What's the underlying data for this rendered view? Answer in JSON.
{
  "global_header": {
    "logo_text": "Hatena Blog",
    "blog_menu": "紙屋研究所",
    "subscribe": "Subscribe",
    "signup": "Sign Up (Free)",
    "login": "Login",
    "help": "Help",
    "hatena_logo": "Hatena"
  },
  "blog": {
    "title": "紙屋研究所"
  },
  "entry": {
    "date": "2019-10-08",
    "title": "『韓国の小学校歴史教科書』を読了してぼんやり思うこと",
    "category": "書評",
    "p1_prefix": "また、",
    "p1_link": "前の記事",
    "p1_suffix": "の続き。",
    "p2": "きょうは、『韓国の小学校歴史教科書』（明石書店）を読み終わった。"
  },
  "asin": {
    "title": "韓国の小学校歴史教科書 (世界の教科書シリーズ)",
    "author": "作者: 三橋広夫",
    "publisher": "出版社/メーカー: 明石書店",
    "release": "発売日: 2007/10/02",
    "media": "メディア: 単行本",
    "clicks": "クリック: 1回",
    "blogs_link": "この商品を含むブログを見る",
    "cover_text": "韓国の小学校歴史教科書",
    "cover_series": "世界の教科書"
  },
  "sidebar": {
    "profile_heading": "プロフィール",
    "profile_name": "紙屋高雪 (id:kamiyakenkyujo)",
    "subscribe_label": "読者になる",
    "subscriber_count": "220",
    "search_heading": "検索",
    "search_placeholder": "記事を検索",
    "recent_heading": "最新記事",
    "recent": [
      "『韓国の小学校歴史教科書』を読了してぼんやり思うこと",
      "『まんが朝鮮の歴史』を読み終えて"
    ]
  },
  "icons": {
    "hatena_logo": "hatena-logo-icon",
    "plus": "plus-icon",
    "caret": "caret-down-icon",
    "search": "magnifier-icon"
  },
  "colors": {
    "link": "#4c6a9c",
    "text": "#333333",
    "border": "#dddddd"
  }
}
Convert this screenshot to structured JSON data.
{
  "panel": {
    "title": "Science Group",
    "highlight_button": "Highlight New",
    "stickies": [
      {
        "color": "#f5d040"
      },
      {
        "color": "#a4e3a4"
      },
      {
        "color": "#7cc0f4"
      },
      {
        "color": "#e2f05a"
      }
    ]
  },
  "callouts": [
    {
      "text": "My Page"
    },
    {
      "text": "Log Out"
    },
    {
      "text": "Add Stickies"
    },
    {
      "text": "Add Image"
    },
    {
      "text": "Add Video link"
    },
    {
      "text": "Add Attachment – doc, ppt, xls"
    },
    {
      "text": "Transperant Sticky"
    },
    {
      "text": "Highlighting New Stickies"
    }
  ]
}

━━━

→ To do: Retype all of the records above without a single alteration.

→ The answer:
What's the underlying data for this rendered view? Answer in JSON.
{
  "global_header": {
    "logo_text": "Hatena Blog",
    "blog_menu": "紙屋研究所",
    "subscribe": "Subscribe",
    "signup": "Sign Up (Free)",
    "login": "Login",
    "help": "Help",
    "hatena_logo": "Hatena"
  },
  "blog": {
    "title": "紙屋研究所"
  },
  "entry": {
    "date": "2019-10-08",
    "title": "『韓国の小学校歴史教科書』を読了してぼんやり思うこと",
    "category": "書評",
    "p1_prefix": "また、",
    "p1_link": "前の記事",
    "p1_suffix": "の続き。",
    "p2": "きょうは、『韓国の小学校歴史教科書』（明石書店）を読み終わった。"
  },
  "asin": {
    "title": "韓国の小学校歴史教科書 (世界の教科書シリーズ)",
    "author": "作者: 三橋広夫",
    "publisher": "出版社/メーカー: 明石書店",
    "release": "発売日: 2007/10/02",
    "media": "メディア: 単行本",
    "clicks": "クリック: 1回",
    "blogs_link": "この商品を含むブログを見る",
    "cover_text": "韓国の小学校歴史教科書",
    "cover_series": "世界の教科書"
  },
  "sidebar": {
    "profile_heading": "プロフィール",
    "profile_name": "紙屋高雪 (id:kamiyakenkyujo)",
    "subscribe_label": "読者になる",
    "subscriber_count": "220",
    "search_heading": "検索",
    "search_placeholder": "記事を検索",
    "recent_heading": "最新記事",
    "recent": [
      "『韓国の小学校歴史教科書』を読了してぼんやり思うこと",
      "『まんが朝鮮の歴史』を読み終えて"
    ]
  },
  "icons": {
    "hatena_logo": "hatena-logo-icon",
    "plus": "plus-icon",
    "caret": "caret-down-icon",
    "search": "magnifier-icon"
  },
  "colors": {
    "link": "#4c6a9c",
    "text": "#333333",
    "border": "#dddddd"
  }
}
Convert this screenshot to structured JSON data.
{
  "panel": {
    "title": "Science Group",
    "highlight_button": "Highlight New",
    "stickies": [
      {
        "color": "#f5d040"
      },
      {
        "color": "#a4e3a4"
      },
      {
        "color": "#7cc0f4"
      },
      {
        "color": "#e2f05a"
      }
    ]
  },
  "callouts": [
    {
      "text": "My Page"
    },
    {
      "text": "Log Out"
    },
    {
      "text": "Add Stickies"
    },
    {
      "text": "Add Image"
    },
    {
      "text": "Add Video link"
    },
    {
      "text": "Add Attachment – doc, ppt, xls"
    },
    {
      "text": "Transperant Sticky"
    },
    {
      "text": "Highlighting New Stickies"
    }
  ]
}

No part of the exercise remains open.